Clinton to Egypt - premature or the push Cairo needs?
A handout picture released by the Egyptian presidency on July 9, 2012, shows Egyptian President Mohamed Morsi (C), head of the military council Field Marshal Hussein Tantawi (L) and Egyptian armed forces Chief of Staff Sami Anan (R) as they attend a graduation ceremony of military cadets, in the capital Cairo.
July 13th, 2012
12:00 AM ET

Clinton to Egypt - premature or the push Cairo needs?

By Elise Labott

On Saturday, Secretary of State Hillary Clinton arrives in Egypt, the first U.S. Cabinet official to meet with newly elected president Mohamed Morsy. In some ways, the timing couldn't be worse for Clinton's visit.

Her trip will kick off what is expected to be a steady stream of high-level officials to visit Cairo in coming months, including Defense Secretary Leon Panetta within the next few weeks and culminating with a possible meeting with President Obama on the sidelines of the United Nations General Assembly in September.

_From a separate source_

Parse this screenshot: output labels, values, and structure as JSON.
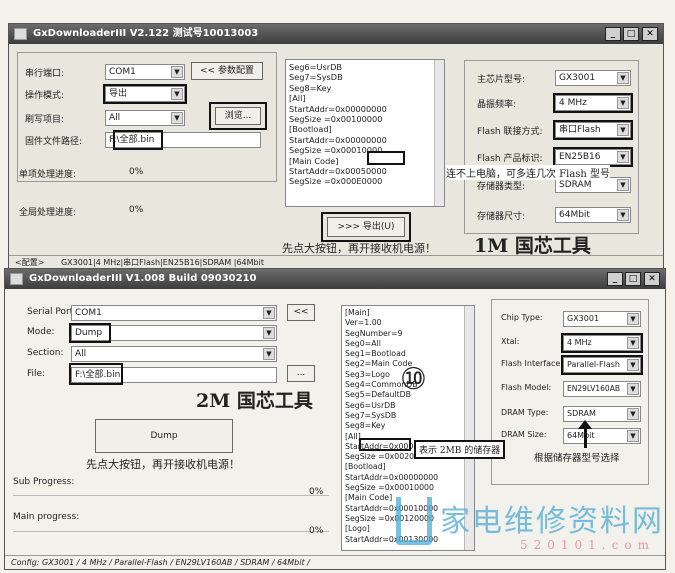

Recommended: Does the U.S. matter anymore in Egypt and Israel?

Egypt is in the throws of domestic political chaos and looking inward. The country's Islamist president is engaged in a tug of war with the Egyptian military. President Morsy doesn't have his own cabinet in place and there is no parliament. With no clarity or direction of what comes next or what the fundamental aspects of his government's own working relationship will be, how could he possibly be expected to articulate what the nature of the relationship with Washington might be now that he is president?